He had used population data gathered during the 2020 census combined with local geographical features to divide the parish between the 11 elected school board members.
In the first map, the boundaries of each district shifted to account for population changes logged by the census, and districts that had seen increases in population were trimmed down. Conversely, districts that had lost residents saw their boundaries stretched to claim more.

This article published in the Feb. 19, 2022, print edition

Each member of the school board was given an opportunity to view the new boundaries of their district and compare it with the older map created from the 2010 census. Fourth district representative Billy Benefield was the only member who expressed reservations; his district shrunk geographically as its population growth outpaced that of its neighbors.
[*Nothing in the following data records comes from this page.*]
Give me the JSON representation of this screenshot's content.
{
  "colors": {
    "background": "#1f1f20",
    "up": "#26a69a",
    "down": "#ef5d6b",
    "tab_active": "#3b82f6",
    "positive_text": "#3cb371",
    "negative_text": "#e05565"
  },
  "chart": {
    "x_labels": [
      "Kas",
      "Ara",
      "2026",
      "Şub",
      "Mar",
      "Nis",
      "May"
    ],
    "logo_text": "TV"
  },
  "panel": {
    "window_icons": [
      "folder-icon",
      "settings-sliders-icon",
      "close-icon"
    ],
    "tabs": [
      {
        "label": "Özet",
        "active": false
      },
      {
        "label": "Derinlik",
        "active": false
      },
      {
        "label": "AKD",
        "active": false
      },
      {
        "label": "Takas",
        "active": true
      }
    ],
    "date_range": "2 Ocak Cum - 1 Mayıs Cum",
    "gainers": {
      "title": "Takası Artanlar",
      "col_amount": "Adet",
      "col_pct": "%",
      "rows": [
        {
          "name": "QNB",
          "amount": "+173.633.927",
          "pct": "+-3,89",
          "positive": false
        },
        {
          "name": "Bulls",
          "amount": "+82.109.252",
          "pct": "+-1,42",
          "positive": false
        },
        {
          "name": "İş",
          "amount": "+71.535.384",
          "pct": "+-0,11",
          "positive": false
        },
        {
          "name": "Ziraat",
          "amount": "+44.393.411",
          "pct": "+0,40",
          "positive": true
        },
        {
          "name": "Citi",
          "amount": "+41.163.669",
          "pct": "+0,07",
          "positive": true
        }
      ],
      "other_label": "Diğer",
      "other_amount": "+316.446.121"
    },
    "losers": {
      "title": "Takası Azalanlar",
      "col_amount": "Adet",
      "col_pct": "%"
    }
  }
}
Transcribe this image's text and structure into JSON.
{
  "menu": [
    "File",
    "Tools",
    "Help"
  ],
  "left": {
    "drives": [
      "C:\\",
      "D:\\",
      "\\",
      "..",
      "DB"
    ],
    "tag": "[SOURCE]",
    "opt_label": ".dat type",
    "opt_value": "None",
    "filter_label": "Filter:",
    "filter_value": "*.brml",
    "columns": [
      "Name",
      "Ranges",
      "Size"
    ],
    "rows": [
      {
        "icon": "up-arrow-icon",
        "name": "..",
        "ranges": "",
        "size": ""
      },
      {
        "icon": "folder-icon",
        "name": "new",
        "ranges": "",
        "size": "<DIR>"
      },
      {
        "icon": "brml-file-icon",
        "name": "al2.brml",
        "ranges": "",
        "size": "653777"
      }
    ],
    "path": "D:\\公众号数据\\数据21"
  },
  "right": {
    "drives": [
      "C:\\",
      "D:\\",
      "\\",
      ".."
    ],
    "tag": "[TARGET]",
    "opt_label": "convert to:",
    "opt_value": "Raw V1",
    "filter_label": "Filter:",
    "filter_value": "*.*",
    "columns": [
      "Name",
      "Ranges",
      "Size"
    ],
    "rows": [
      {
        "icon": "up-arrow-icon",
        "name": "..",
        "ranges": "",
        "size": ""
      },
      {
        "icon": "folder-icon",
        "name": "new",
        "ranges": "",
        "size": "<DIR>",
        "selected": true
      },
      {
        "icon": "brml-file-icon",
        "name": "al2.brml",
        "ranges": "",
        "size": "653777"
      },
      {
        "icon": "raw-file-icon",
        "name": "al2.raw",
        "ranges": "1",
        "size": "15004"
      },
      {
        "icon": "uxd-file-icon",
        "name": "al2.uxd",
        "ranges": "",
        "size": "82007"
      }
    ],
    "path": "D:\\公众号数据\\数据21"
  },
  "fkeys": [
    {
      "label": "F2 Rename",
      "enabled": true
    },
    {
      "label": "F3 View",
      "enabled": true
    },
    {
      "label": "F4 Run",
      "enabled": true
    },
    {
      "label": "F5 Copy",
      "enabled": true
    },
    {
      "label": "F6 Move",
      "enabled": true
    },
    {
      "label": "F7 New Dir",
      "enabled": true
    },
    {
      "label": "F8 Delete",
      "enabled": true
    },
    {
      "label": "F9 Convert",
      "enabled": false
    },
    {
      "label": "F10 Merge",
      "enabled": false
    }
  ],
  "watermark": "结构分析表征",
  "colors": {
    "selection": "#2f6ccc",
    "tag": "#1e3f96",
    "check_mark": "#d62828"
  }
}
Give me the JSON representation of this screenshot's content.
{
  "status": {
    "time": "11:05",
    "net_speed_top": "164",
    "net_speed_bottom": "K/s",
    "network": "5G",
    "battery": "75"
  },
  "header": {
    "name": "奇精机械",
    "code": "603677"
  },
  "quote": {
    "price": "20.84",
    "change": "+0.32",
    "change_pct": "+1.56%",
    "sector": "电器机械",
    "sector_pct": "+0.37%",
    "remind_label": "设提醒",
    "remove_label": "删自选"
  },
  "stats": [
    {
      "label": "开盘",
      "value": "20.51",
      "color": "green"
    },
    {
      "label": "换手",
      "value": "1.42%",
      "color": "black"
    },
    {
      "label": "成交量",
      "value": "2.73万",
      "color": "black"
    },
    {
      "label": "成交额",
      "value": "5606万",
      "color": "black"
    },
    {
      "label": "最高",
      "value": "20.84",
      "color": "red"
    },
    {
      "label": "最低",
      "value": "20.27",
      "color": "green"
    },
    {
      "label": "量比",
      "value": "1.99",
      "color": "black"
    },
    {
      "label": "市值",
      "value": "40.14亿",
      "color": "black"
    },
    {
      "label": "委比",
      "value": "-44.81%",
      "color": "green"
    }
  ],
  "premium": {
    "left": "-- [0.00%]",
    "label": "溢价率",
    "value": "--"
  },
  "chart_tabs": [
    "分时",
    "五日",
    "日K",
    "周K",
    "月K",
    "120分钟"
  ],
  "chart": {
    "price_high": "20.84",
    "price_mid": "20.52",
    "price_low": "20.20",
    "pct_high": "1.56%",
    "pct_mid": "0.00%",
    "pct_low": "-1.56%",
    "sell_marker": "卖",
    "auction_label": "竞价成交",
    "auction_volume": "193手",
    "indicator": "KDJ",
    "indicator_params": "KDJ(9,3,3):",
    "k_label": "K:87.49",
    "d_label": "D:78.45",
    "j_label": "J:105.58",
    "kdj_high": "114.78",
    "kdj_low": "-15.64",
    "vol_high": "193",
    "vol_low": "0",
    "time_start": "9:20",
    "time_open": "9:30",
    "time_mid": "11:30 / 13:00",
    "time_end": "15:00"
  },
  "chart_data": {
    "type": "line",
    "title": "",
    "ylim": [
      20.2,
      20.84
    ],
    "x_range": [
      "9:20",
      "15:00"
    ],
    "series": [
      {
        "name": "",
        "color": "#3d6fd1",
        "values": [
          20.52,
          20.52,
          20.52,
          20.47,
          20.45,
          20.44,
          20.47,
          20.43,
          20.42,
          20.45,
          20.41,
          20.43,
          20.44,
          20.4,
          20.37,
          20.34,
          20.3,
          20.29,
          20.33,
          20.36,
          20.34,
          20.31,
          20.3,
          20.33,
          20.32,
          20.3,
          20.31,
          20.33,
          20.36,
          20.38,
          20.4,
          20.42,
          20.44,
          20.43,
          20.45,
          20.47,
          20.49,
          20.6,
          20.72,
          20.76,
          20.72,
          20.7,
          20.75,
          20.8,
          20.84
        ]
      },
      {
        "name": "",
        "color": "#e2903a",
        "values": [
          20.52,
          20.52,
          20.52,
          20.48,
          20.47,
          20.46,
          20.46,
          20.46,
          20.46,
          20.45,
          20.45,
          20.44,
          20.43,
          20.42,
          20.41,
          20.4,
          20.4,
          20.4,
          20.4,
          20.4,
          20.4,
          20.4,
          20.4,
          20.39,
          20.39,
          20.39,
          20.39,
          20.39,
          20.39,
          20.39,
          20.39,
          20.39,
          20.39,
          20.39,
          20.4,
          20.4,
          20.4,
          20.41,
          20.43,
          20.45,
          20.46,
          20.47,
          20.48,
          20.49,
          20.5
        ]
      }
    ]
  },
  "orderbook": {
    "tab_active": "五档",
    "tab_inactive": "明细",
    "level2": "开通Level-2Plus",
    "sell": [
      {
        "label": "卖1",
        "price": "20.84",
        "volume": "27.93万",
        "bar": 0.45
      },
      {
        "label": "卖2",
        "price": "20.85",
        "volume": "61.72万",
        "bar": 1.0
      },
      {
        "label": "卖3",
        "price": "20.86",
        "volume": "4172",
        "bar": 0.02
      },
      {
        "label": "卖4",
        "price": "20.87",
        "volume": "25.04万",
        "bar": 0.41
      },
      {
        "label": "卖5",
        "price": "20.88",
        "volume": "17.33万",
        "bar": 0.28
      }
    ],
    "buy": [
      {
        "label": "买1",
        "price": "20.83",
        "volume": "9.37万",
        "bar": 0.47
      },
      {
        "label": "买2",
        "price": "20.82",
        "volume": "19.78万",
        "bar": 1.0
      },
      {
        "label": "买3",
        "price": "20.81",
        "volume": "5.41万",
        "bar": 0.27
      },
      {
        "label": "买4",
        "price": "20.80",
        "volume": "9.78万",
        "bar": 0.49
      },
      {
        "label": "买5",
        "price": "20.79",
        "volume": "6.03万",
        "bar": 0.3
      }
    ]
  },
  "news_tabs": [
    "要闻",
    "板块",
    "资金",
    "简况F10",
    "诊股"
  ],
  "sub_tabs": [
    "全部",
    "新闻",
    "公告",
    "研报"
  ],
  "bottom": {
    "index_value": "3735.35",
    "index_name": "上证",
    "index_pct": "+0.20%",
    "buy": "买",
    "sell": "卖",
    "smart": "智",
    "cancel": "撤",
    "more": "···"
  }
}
While losing territory to preserve electoral equality is normal and legally required, he expressed an emotional attachment to his former constituents.
In the second map, school board president Steven Harris asked Garrett to try to create a fifth minority-majority district, a task Garrett had accomplished by shifting the boundaries of the 11th district. Displaying a zoomed out view of the entire parish, Garrett noted that district four appeared non-contiguous at first glance. Contiguity, in which every piece of land is connected, is a requirement for many types of voting districts, and lacking the feature would have invalidated the map.
On zooming in, Garrett pointed to a narrow strip of land, barely more than a road, that connected the two parts of the district and made it contiguous. While pointing to this road, he noticed that an adjacent block of land had zero inhabitants and could be added to district four to improve its appearance without repercussions.
School board members review the proposed district lines created by results of the recent census. Photo by Nathan Wilson

Garrett noted that he had created both maps based on a delicate balance of legal priorities: chief among them “one person one vote”, in which each district contained similar populations sizes so that no district had influence disproportionate to its population as determined by the census. Other requirements were more technical; areas of the map had to be divided by tract, precinct, and identifiable features, a fact that sounds sensible, but leads to neighborhoods being split by convenient roads. Notably, while preserving fair minority representation was one stipulation, a 2013 decision by the US Supreme Court determined that the school board, along with every other jurisdiction nationwide, did not need pre-clearance to select a map. This requirement was enacted under the 1965 voting rights act and had previously reduced the available window for the board to consider alternatives.
The school board members didn’t vote on either map; they have until June to make a decision. Acknowledging the complexity of making revisions, Harris warned them not to wait until the last minute, “Let’s make this happen early,” he implored. Each member was given a printed version of both maps to review, and the board moved to other business.